MATERIAL SUPPLIED.
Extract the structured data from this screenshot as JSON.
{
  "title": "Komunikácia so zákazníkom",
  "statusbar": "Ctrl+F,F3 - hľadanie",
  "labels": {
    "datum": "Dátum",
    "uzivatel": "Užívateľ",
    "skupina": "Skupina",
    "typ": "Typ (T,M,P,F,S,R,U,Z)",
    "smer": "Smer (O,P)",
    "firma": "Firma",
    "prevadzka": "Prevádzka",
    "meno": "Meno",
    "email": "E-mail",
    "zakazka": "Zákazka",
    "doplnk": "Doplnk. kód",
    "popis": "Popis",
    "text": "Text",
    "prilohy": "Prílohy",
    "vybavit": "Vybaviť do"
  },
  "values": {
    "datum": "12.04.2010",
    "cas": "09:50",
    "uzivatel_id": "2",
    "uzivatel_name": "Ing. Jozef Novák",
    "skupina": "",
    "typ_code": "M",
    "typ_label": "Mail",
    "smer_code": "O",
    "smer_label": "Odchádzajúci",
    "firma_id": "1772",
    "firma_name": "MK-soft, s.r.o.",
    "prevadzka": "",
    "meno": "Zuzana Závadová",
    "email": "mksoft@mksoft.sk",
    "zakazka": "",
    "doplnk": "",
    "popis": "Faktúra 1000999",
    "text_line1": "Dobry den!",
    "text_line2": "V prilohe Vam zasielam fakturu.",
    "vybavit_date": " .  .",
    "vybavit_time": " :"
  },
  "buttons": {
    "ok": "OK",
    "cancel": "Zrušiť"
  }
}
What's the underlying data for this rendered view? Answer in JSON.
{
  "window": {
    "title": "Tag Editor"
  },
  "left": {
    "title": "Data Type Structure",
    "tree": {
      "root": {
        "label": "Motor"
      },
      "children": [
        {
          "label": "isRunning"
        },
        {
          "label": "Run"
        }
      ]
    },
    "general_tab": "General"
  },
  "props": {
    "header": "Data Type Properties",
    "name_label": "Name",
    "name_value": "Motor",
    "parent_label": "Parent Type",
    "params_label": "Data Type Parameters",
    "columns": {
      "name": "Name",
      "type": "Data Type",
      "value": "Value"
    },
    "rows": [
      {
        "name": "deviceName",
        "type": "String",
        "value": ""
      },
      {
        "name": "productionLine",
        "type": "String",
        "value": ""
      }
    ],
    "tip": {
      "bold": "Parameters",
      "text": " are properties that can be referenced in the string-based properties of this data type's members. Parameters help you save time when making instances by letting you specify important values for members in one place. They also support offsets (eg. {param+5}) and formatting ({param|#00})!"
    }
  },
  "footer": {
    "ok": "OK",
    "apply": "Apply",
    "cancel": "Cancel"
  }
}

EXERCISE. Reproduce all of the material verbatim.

RESPONSE TO THIS TASK.
Extract the structured data from this screenshot as JSON.
{
  "title": "Komunikácia so zákazníkom",
  "statusbar": "Ctrl+F,F3 - hľadanie",
  "labels": {
    "datum": "Dátum",
    "uzivatel": "Užívateľ",
    "skupina": "Skupina",
    "typ": "Typ (T,M,P,F,S,R,U,Z)",
    "smer": "Smer (O,P)",
    "firma": "Firma",
    "prevadzka": "Prevádzka",
    "meno": "Meno",
    "email": "E-mail",
    "zakazka": "Zákazka",
    "doplnk": "Doplnk. kód",
    "popis": "Popis",
    "text": "Text",
    "prilohy": "Prílohy",
    "vybavit": "Vybaviť do"
  },
  "values": {
    "datum": "12.04.2010",
    "cas": "09:50",
    "uzivatel_id": "2",
    "uzivatel_name": "Ing. Jozef Novák",
    "skupina": "",
    "typ_code": "M",
    "typ_label": "Mail",
    "smer_code": "O",
    "smer_label": "Odchádzajúci",
    "firma_id": "1772",
    "firma_name": "MK-soft, s.r.o.",
    "prevadzka": "",
    "meno": "Zuzana Závadová",
    "email": "mksoft@mksoft.sk",
    "zakazka": "",
    "doplnk": "",
    "popis": "Faktúra 1000999",
    "text_line1": "Dobry den!",
    "text_line2": "V prilohe Vam zasielam fakturu.",
    "vybavit_date": " .  .",
    "vybavit_time": " :"
  },
  "buttons": {
    "ok": "OK",
    "cancel": "Zrušiť"
  }
}
What's the underlying data for this rendered view? Answer in JSON.
{
  "window": {
    "title": "Tag Editor"
  },
  "left": {
    "title": "Data Type Structure",
    "tree": {
      "root": {
        "label": "Motor"
      },
      "children": [
        {
          "label": "isRunning"
        },
        {
          "label": "Run"
        }
      ]
    },
    "general_tab": "General"
  },
  "props": {
    "header": "Data Type Properties",
    "name_label": "Name",
    "name_value": "Motor",
    "parent_label": "Parent Type",
    "params_label": "Data Type Parameters",
    "columns": {
      "name": "Name",
      "type": "Data Type",
      "value": "Value"
    },
    "rows": [
      {
        "name": "deviceName",
        "type": "String",
        "value": ""
      },
      {
        "name": "productionLine",
        "type": "String",
        "value": ""
      }
    ],
    "tip": {
      "bold": "Parameters",
      "text": " are properties that can be referenced in the string-based properties of this data type's members. Parameters help you save time when making instances by letting you specify important values for members in one place. They also support offsets (eg. {param+5}) and formatting ({param|#00})!"
    }
  },
  "footer": {
    "ok": "OK",
    "apply": "Apply",
    "cancel": "Cancel"
  }
}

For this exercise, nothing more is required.